TASK REQUIREMENTS → Your task is to return the data below, word for word.

Dataset rows for apps and sites:
------------------------------
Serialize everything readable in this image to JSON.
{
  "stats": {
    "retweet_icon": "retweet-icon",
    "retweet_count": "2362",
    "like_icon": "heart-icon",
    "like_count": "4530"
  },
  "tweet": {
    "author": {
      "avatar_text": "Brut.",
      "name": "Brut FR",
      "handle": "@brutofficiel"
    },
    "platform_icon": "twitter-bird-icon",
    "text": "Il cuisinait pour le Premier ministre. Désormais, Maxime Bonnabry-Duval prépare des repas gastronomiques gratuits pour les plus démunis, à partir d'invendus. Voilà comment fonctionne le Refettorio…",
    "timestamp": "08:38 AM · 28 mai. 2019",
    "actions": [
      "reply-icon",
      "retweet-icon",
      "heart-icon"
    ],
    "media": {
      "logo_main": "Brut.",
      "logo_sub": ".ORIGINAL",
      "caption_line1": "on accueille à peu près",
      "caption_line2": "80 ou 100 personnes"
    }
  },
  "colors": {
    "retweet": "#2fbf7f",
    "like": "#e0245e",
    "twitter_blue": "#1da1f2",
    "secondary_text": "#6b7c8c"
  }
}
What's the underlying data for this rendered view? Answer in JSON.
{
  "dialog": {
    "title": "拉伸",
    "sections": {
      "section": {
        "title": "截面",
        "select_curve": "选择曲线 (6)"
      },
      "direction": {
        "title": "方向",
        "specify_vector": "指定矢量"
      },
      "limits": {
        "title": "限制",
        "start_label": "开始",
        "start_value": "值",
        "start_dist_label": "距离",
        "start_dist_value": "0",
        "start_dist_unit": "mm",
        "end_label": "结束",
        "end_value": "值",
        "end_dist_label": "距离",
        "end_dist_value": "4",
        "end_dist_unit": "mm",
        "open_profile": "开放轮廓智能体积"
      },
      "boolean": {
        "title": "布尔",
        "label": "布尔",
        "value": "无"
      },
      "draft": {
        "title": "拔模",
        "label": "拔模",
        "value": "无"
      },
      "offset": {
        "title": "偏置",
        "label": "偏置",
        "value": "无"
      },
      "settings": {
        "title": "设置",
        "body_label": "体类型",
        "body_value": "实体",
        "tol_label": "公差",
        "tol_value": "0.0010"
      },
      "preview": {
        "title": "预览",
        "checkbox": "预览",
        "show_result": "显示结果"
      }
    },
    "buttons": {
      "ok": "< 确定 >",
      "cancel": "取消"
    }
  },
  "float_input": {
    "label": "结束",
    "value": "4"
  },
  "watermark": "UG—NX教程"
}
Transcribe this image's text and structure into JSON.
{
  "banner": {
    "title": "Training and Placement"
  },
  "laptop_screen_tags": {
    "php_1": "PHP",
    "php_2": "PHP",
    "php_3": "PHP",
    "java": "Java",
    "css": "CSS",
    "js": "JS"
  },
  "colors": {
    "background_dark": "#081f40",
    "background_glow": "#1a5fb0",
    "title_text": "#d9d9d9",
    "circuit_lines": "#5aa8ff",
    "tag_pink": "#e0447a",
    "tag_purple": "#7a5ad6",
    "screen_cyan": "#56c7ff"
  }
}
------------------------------
SOLUTION →
Serialize everything readable in this image to JSON.
{
  "stats": {
    "retweet_icon": "retweet-icon",
    "retweet_count": "2362",
    "like_icon": "heart-icon",
    "like_count": "4530"
  },
  "tweet": {
    "author": {
      "avatar_text": "Brut.",
      "name": "Brut FR",
      "handle": "@brutofficiel"
    },
    "platform_icon": "twitter-bird-icon",
    "text": "Il cuisinait pour le Premier ministre. Désormais, Maxime Bonnabry-Duval prépare des repas gastronomiques gratuits pour les plus démunis, à partir d'invendus. Voilà comment fonctionne le Refettorio…",
    "timestamp": "08:38 AM · 28 mai. 2019",
    "actions": [
      "reply-icon",
      "retweet-icon",
      "heart-icon"
    ],
    "media": {
      "logo_main": "Brut.",
      "logo_sub": ".ORIGINAL",
      "caption_line1": "on accueille à peu près",
      "caption_line2": "80 ou 100 personnes"
    }
  },
  "colors": {
    "retweet": "#2fbf7f",
    "like": "#e0245e",
    "twitter_blue": "#1da1f2",
    "secondary_text": "#6b7c8c"
  }
}
What's the underlying data for this rendered view? Answer in JSON.
{
  "dialog": {
    "title": "拉伸",
    "sections": {
      "section": {
        "title": "截面",
        "select_curve": "选择曲线 (6)"
      },
      "direction": {
        "title": "方向",
        "specify_vector": "指定矢量"
      },
      "limits": {
        "title": "限制",
        "start_label": "开始",
        "start_value": "值",
        "start_dist_label": "距离",
        "start_dist_value": "0",
        "start_dist_unit": "mm",
        "end_label": "结束",
        "end_value": "值",
        "end_dist_label": "距离",
        "end_dist_value": "4",
        "end_dist_unit": "mm",
        "open_profile": "开放轮廓智能体积"
      },
      "boolean": {
        "title": "布尔",
        "label": "布尔",
        "value": "无"
      },
      "draft": {
        "title": "拔模",
        "label": "拔模",
        "value": "无"
      },
      "offset": {
        "title": "偏置",
        "label": "偏置",
        "value": "无"
      },
      "settings": {
        "title": "设置",
        "body_label": "体类型",
        "body_value": "实体",
        "tol_label": "公差",
        "tol_value": "0.0010"
      },
      "preview": {
        "title": "预览",
        "checkbox": "预览",
        "show_result": "显示结果"
      }
    },
    "buttons": {
      "ok": "< 确定 >",
      "cancel": "取消"
    }
  },
  "float_input": {
    "label": "结束",
    "value": "4"
  },
  "watermark": "UG—NX教程"
}
Transcribe this image's text and structure into JSON.
{
  "banner": {
    "title": "Training and Placement"
  },
  "laptop_screen_tags": {
    "php_1": "PHP",
    "php_2": "PHP",
    "php_3": "PHP",
    "java": "Java",
    "css": "CSS",
    "js": "JS"
  },
  "colors": {
    "background_dark": "#081f40",
    "background_glow": "#1a5fb0",
    "title_text": "#d9d9d9",
    "circuit_lines": "#5aa8ff",
    "tag_pink": "#e0447a",
    "tag_purple": "#7a5ad6",
    "screen_cyan": "#56c7ff"
  }
}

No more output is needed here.